MATERIAL FOR THIS TASK
※

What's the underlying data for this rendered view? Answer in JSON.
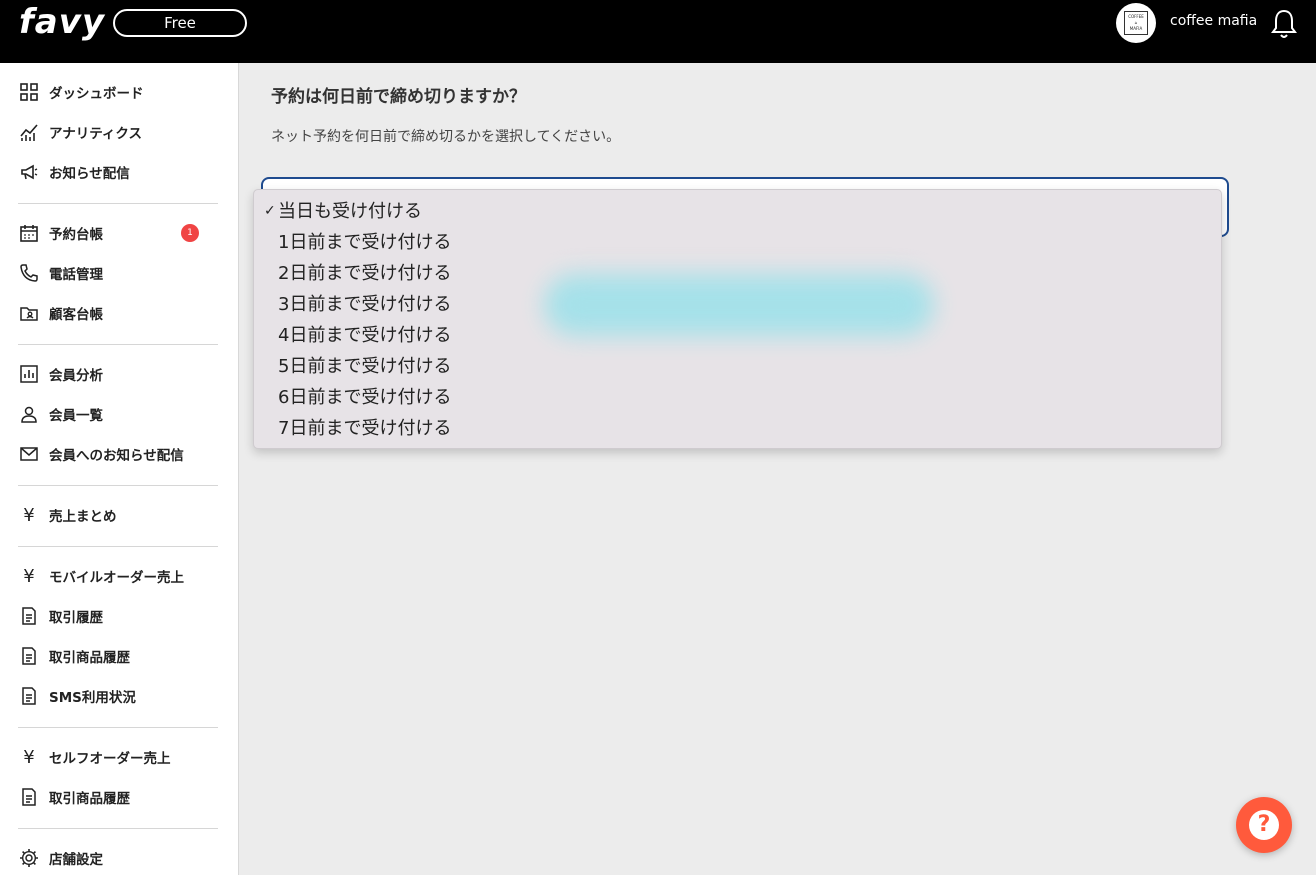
{
  "header": {
    "logo": "favy",
    "plan": "Free",
    "store_name": "coffee mafia",
    "avatar_text_top": "COFFEE",
    "avatar_text_bottom": "MAFIA"
  },
  "sidebar": {
    "items": [
      {
        "label": "ダッシュボード",
        "icon": "dashboard-icon"
      },
      {
        "label": "アナリティクス",
        "icon": "analytics-icon"
      },
      {
        "label": "お知らせ配信",
        "icon": "megaphone-icon"
      },
      {
        "label": "予約台帳",
        "icon": "calendar-icon",
        "badge": "1"
      },
      {
        "label": "電話管理",
        "icon": "phone-icon"
      },
      {
        "label": "顧客台帳",
        "icon": "contact-folder-icon"
      },
      {
        "label": "会員分析",
        "icon": "bar-chart-icon"
      },
      {
        "label": "会員一覧",
        "icon": "user-icon"
      },
      {
        "label": "会員へのお知らせ配信",
        "icon": "mail-icon"
      },
      {
        "label": "売上まとめ",
        "icon": "yen-icon"
      },
      {
        "label": "モバイルオーダー売上",
        "icon": "yen-icon"
      },
      {
        "label": "取引履歴",
        "icon": "document-icon"
      },
      {
        "label": "取引商品履歴",
        "icon": "document-icon"
      },
      {
        "label": "SMS利用状況",
        "icon": "document-icon"
      },
      {
        "label": "セルフオーダー売上",
        "icon": "yen-icon"
      },
      {
        "label": "取引商品履歴",
        "icon": "document-icon"
      },
      {
        "label": "店舗設定",
        "icon": "gear-icon"
      }
    ]
  },
  "main": {
    "title": "予約は何日前で締め切りますか？",
    "description": "ネット予約を何日前で締め切るかを選択してください。",
    "dropdown": {
      "check_mark": "✓",
      "options": [
        {
          "label": "当日も受け付ける",
          "selected": true
        },
        {
          "label": "1日前まで受け付ける",
          "selected": false
        },
        {
          "label": "2日前まで受け付ける",
          "selected": false
        },
        {
          "label": "3日前まで受け付ける",
          "selected": false
        },
        {
          "label": "4日前まで受け付ける",
          "selected": false
        },
        {
          "label": "5日前まで受け付ける",
          "selected": false
        },
        {
          "label": "6日前まで受け付ける",
          "selected": false
        },
        {
          "label": "7日前まで受け付ける",
          "selected": false
        }
      ]
    }
  },
  "help_button": {
    "label": "?",
    "color": "#ff5a3c"
  }
}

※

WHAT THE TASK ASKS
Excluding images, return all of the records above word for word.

RESPONSE BOX
What's the underlying data for this rendered view? Answer in JSON.
{
  "header": {
    "logo": "favy",
    "plan": "Free",
    "store_name": "coffee mafia",
    "avatar_text_top": "COFFEE",
    "avatar_text_bottom": "MAFIA"
  },
  "sidebar": {
    "items": [
      {
        "label": "ダッシュボード",
        "icon": "dashboard-icon"
      },
      {
        "label": "アナリティクス",
        "icon": "analytics-icon"
      },
      {
        "label": "お知らせ配信",
        "icon": "megaphone-icon"
      },
      {
        "label": "予約台帳",
        "icon": "calendar-icon",
        "badge": "1"
      },
      {
        "label": "電話管理",
        "icon": "phone-icon"
      },
      {
        "label": "顧客台帳",
        "icon": "contact-folder-icon"
      },
      {
        "label": "会員分析",
        "icon": "bar-chart-icon"
      },
      {
        "label": "会員一覧",
        "icon": "user-icon"
      },
      {
        "label": "会員へのお知らせ配信",
        "icon": "mail-icon"
      },
      {
        "label": "売上まとめ",
        "icon": "yen-icon"
      },
      {
        "label": "モバイルオーダー売上",
        "icon": "yen-icon"
      },
      {
        "label": "取引履歴",
        "icon": "document-icon"
      },
      {
        "label": "取引商品履歴",
        "icon": "document-icon"
      },
      {
        "label": "SMS利用状況",
        "icon": "document-icon"
      },
      {
        "label": "セルフオーダー売上",
        "icon": "yen-icon"
      },
      {
        "label": "取引商品履歴",
        "icon": "document-icon"
      },
      {
        "label": "店舗設定",
        "icon": "gear-icon"
      }
    ]
  },
  "main": {
    "title": "予約は何日前で締め切りますか？",
    "description": "ネット予約を何日前で締め切るかを選択してください。",
    "dropdown": {
      "check_mark": "✓",
      "options": [
        {
          "label": "当日も受け付ける",
          "selected": true
        },
        {
          "label": "1日前まで受け付ける",
          "selected": false
        },
        {
          "label": "2日前まで受け付ける",
          "selected": false
        },
        {
          "label": "3日前まで受け付ける",
          "selected": false
        },
        {
          "label": "4日前まで受け付ける",
          "selected": false
        },
        {
          "label": "5日前まで受け付ける",
          "selected": false
        },
        {
          "label": "6日前まで受け付ける",
          "selected": false
        },
        {
          "label": "7日前まで受け付ける",
          "selected": false
        }
      ]
    }
  },
  "help_button": {
    "label": "?",
    "color": "#ff5a3c"
  }
}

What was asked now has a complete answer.